▶ _How to complete this task_
Every single record needs to be restated word for word.

[Element data from apps and pages]
───

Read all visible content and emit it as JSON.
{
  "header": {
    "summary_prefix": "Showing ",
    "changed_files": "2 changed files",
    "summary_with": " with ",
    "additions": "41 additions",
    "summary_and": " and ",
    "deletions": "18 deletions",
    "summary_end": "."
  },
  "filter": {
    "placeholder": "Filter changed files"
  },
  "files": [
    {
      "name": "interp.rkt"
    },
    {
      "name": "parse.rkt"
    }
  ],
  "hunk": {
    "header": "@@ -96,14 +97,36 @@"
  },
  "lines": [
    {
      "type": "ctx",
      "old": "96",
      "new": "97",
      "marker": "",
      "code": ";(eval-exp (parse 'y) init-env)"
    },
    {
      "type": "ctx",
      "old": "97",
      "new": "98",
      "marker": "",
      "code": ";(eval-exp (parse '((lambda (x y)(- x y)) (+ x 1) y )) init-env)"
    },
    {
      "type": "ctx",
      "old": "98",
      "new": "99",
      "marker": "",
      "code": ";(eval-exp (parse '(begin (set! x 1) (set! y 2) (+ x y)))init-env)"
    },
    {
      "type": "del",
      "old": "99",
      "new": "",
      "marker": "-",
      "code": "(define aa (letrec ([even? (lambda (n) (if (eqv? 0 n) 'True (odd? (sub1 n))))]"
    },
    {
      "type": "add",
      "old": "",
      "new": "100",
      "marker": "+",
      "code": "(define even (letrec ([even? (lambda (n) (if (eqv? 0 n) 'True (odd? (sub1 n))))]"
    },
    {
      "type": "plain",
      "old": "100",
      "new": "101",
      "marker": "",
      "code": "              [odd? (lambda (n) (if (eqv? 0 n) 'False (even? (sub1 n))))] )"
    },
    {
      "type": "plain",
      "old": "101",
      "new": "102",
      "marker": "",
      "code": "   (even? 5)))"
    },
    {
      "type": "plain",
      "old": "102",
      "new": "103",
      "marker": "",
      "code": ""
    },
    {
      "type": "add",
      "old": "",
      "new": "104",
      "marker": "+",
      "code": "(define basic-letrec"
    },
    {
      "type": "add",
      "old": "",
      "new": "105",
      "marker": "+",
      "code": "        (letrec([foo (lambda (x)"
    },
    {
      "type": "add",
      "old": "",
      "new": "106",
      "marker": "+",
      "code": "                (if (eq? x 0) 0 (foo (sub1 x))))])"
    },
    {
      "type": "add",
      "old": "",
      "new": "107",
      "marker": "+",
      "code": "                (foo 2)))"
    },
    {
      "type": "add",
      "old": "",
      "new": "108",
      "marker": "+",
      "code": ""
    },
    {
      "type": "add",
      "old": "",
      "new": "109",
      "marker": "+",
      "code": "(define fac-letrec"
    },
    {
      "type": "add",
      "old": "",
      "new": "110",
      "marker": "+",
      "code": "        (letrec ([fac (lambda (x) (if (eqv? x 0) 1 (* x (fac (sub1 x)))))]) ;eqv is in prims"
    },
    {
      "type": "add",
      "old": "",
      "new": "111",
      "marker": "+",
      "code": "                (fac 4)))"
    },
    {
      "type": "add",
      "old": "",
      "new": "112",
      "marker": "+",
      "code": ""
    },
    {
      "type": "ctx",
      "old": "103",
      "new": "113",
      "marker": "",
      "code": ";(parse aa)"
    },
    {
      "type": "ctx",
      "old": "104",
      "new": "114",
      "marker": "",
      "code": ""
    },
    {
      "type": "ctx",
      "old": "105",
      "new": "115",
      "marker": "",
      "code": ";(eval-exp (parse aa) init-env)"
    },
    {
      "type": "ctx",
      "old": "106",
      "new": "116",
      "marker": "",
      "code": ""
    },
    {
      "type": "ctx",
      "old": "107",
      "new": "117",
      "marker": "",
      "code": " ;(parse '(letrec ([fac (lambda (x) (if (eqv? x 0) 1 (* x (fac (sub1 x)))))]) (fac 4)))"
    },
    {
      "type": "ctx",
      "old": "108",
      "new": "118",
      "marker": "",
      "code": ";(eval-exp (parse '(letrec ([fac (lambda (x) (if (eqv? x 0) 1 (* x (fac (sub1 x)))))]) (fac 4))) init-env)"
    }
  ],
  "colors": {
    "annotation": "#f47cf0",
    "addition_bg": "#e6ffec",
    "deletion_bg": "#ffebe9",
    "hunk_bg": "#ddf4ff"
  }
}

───

▶ _Expected answer_
Read all visible content and emit it as JSON.
{
  "header": {
    "summary_prefix": "Showing ",
    "changed_files": "2 changed files",
    "summary_with": " with ",
    "additions": "41 additions",
    "summary_and": " and ",
    "deletions": "18 deletions",
    "summary_end": "."
  },
  "filter": {
    "placeholder": "Filter changed files"
  },
  "files": [
    {
      "name": "interp.rkt"
    },
    {
      "name": "parse.rkt"
    }
  ],
  "hunk": {
    "header": "@@ -96,14 +97,36 @@"
  },
  "lines": [
    {
      "type": "ctx",
      "old": "96",
      "new": "97",
      "marker": "",
      "code": ";(eval-exp (parse 'y) init-env)"
    },
    {
      "type": "ctx",
      "old": "97",
      "new": "98",
      "marker": "",
      "code": ";(eval-exp (parse '((lambda (x y)(- x y)) (+ x 1) y )) init-env)"
    },
    {
      "type": "ctx",
      "old": "98",
      "new": "99",
      "marker": "",
      "code": ";(eval-exp (parse '(begin (set! x 1) (set! y 2) (+ x y)))init-env)"
    },
    {
      "type": "del",
      "old": "99",
      "new": "",
      "marker": "-",
      "code": "(define aa (letrec ([even? (lambda (n) (if (eqv? 0 n) 'True (odd? (sub1 n))))]"
    },
    {
      "type": "add",
      "old": "",
      "new": "100",
      "marker": "+",
      "code": "(define even (letrec ([even? (lambda (n) (if (eqv? 0 n) 'True (odd? (sub1 n))))]"
    },
    {
      "type": "plain",
      "old": "100",
      "new": "101",
      "marker": "",
      "code": "              [odd? (lambda (n) (if (eqv? 0 n) 'False (even? (sub1 n))))] )"
    },
    {
      "type": "plain",
      "old": "101",
      "new": "102",
      "marker": "",
      "code": "   (even? 5)))"
    },
    {
      "type": "plain",
      "old": "102",
      "new": "103",
      "marker": "",
      "code": ""
    },
    {
      "type": "add",
      "old": "",
      "new": "104",
      "marker": "+",
      "code": "(define basic-letrec"
    },
    {
      "type": "add",
      "old": "",
      "new": "105",
      "marker": "+",
      "code": "        (letrec([foo (lambda (x)"
    },
    {
      "type": "add",
      "old": "",
      "new": "106",
      "marker": "+",
      "code": "                (if (eq? x 0) 0 (foo (sub1 x))))])"
    },
    {
      "type": "add",
      "old": "",
      "new": "107",
      "marker": "+",
      "code": "                (foo 2)))"
    },
    {
      "type": "add",
      "old": "",
      "new": "108",
      "marker": "+",
      "code": ""
    },
    {
      "type": "add",
      "old": "",
      "new": "109",
      "marker": "+",
      "code": "(define fac-letrec"
    },
    {
      "type": "add",
      "old": "",
      "new": "110",
      "marker": "+",
      "code": "        (letrec ([fac (lambda (x) (if (eqv? x 0) 1 (* x (fac (sub1 x)))))]) ;eqv is in prims"
    },
    {
      "type": "add",
      "old": "",
      "new": "111",
      "marker": "+",
      "code": "                (fac 4)))"
    },
    {
      "type": "add",
      "old": "",
      "new": "112",
      "marker": "+",
      "code": ""
    },
    {
      "type": "ctx",
      "old": "103",
      "new": "113",
      "marker": "",
      "code": ";(parse aa)"
    },
    {
      "type": "ctx",
      "old": "104",
      "new": "114",
      "marker": "",
      "code": ""
    },
    {
      "type": "ctx",
      "old": "105",
      "new": "115",
      "marker": "",
      "code": ";(eval-exp (parse aa) init-env)"
    },
    {
      "type": "ctx",
      "old": "106",
      "new": "116",
      "marker": "",
      "code": ""
    },
    {
      "type": "ctx",
      "old": "107",
      "new": "117",
      "marker": "",
      "code": " ;(parse '(letrec ([fac (lambda (x) (if (eqv? x 0) 1 (* x (fac (sub1 x)))))]) (fac 4)))"
    },
    {
      "type": "ctx",
      "old": "108",
      "new": "118",
      "marker": "",
      "code": ";(eval-exp (parse '(letrec ([fac (lambda (x) (if (eqv? x 0) 1 (* x (fac (sub1 x)))))]) (fac 4))) init-env)"
    }
  ],
  "colors": {
    "annotation": "#f47cf0",
    "addition_bg": "#e6ffec",
    "deletion_bg": "#ffebe9",
    "hunk_bg": "#ddf4ff"
  }
}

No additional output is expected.